RECORDS SHOWN
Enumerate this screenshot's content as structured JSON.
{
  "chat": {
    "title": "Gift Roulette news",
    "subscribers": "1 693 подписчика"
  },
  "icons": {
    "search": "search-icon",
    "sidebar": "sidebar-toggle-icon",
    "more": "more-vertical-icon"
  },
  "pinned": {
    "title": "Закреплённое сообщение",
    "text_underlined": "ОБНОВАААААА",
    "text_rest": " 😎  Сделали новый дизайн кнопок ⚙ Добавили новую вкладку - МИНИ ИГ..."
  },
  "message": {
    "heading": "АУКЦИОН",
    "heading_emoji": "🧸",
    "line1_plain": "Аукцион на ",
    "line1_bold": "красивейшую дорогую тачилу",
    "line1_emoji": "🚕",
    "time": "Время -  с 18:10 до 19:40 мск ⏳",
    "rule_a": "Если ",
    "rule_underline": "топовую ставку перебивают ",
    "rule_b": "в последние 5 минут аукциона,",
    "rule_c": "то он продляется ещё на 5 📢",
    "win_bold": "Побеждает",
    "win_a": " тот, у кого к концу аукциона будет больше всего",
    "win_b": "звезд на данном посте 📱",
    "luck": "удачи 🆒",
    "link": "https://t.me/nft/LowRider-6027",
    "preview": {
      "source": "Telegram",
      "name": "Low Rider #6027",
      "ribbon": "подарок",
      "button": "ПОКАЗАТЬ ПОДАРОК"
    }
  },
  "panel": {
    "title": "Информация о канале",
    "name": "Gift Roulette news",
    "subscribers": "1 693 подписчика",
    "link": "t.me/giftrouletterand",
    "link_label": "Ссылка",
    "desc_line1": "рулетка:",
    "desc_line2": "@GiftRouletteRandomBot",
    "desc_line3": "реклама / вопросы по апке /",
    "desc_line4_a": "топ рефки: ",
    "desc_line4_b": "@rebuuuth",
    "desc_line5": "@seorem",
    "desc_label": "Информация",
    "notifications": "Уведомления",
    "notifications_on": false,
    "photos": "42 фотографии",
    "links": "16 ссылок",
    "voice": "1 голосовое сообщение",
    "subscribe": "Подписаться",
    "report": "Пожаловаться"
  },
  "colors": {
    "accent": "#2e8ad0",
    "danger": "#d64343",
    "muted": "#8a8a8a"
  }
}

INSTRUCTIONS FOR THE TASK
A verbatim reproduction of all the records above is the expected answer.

REPLY
Enumerate this screenshot's content as structured JSON.
{
  "chat": {
    "title": "Gift Roulette news",
    "subscribers": "1 693 подписчика"
  },
  "icons": {
    "search": "search-icon",
    "sidebar": "sidebar-toggle-icon",
    "more": "more-vertical-icon"
  },
  "pinned": {
    "title": "Закреплённое сообщение",
    "text_underlined": "ОБНОВАААААА",
    "text_rest": " 😎  Сделали новый дизайн кнопок ⚙ Добавили новую вкладку - МИНИ ИГ..."
  },
  "message": {
    "heading": "АУКЦИОН",
    "heading_emoji": "🧸",
    "line1_plain": "Аукцион на ",
    "line1_bold": "красивейшую дорогую тачилу",
    "line1_emoji": "🚕",
    "time": "Время -  с 18:10 до 19:40 мск ⏳",
    "rule_a": "Если ",
    "rule_underline": "топовую ставку перебивают ",
    "rule_b": "в последние 5 минут аукциона,",
    "rule_c": "то он продляется ещё на 5 📢",
    "win_bold": "Побеждает",
    "win_a": " тот, у кого к концу аукциона будет больше всего",
    "win_b": "звезд на данном посте 📱",
    "luck": "удачи 🆒",
    "link": "https://t.me/nft/LowRider-6027",
    "preview": {
      "source": "Telegram",
      "name": "Low Rider #6027",
      "ribbon": "подарок",
      "button": "ПОКАЗАТЬ ПОДАРОК"
    }
  },
  "panel": {
    "title": "Информация о канале",
    "name": "Gift Roulette news",
    "subscribers": "1 693 подписчика",
    "link": "t.me/giftrouletterand",
    "link_label": "Ссылка",
    "desc_line1": "рулетка:",
    "desc_line2": "@GiftRouletteRandomBot",
    "desc_line3": "реклама / вопросы по апке /",
    "desc_line4_a": "топ рефки: ",
    "desc_line4_b": "@rebuuuth",
    "desc_line5": "@seorem",
    "desc_label": "Информация",
    "notifications": "Уведомления",
    "notifications_on": false,
    "photos": "42 фотографии",
    "links": "16 ссылок",
    "voice": "1 голосовое сообщение",
    "subscribe": "Подписаться",
    "report": "Пожаловаться"
  },
  "colors": {
    "accent": "#2e8ad0",
    "danger": "#d64343",
    "muted": "#8a8a8a"
  }
}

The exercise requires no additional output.